Retype each record shown below, leaving every character as it is.

[[ SUPPLIED RECORDS open ]]

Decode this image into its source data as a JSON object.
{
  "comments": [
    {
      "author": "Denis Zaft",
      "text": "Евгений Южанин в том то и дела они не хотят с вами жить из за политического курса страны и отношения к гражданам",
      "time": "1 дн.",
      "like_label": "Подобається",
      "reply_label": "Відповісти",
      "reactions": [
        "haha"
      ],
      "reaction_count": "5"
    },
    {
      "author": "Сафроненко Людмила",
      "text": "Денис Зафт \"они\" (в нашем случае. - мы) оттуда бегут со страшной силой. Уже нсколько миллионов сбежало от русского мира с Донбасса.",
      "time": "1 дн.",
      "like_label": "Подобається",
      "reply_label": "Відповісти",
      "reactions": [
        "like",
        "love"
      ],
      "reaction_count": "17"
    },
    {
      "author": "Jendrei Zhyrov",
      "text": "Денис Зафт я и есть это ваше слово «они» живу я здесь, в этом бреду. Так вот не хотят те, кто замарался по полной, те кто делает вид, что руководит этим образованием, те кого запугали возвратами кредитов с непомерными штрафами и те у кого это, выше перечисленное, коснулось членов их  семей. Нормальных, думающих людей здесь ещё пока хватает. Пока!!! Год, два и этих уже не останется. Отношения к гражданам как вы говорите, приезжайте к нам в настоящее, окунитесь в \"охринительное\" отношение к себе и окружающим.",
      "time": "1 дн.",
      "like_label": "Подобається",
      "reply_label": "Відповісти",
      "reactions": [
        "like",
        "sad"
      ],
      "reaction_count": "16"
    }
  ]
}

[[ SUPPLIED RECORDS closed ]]

**EXPECTED ANSWER:**
Decode this image into its source data as a JSON object.
{
  "comments": [
    {
      "author": "Denis Zaft",
      "text": "Евгений Южанин в том то и дела они не хотят с вами жить из за политического курса страны и отношения к гражданам",
      "time": "1 дн.",
      "like_label": "Подобається",
      "reply_label": "Відповісти",
      "reactions": [
        "haha"
      ],
      "reaction_count": "5"
    },
    {
      "author": "Сафроненко Людмила",
      "text": "Денис Зафт \"они\" (в нашем случае. - мы) оттуда бегут со страшной силой. Уже нсколько миллионов сбежало от русского мира с Донбасса.",
      "time": "1 дн.",
      "like_label": "Подобається",
      "reply_label": "Відповісти",
      "reactions": [
        "like",
        "love"
      ],
      "reaction_count": "17"
    },
    {
      "author": "Jendrei Zhyrov",
      "text": "Денис Зафт я и есть это ваше слово «они» живу я здесь, в этом бреду. Так вот не хотят те, кто замарался по полной, те кто делает вид, что руководит этим образованием, те кого запугали возвратами кредитов с непомерными штрафами и те у кого это, выше перечисленное, коснулось членов их  семей. Нормальных, думающих людей здесь ещё пока хватает. Пока!!! Год, два и этих уже не останется. Отношения к гражданам как вы говорите, приезжайте к нам в настоящее, окунитесь в \"охринительное\" отношение к себе и окружающим.",
      "time": "1 дн.",
      "like_label": "Подобається",
      "reply_label": "Відповісти",
      "reactions": [
        "like",
        "sad"
      ],
      "reaction_count": "16"
    }
  ]
}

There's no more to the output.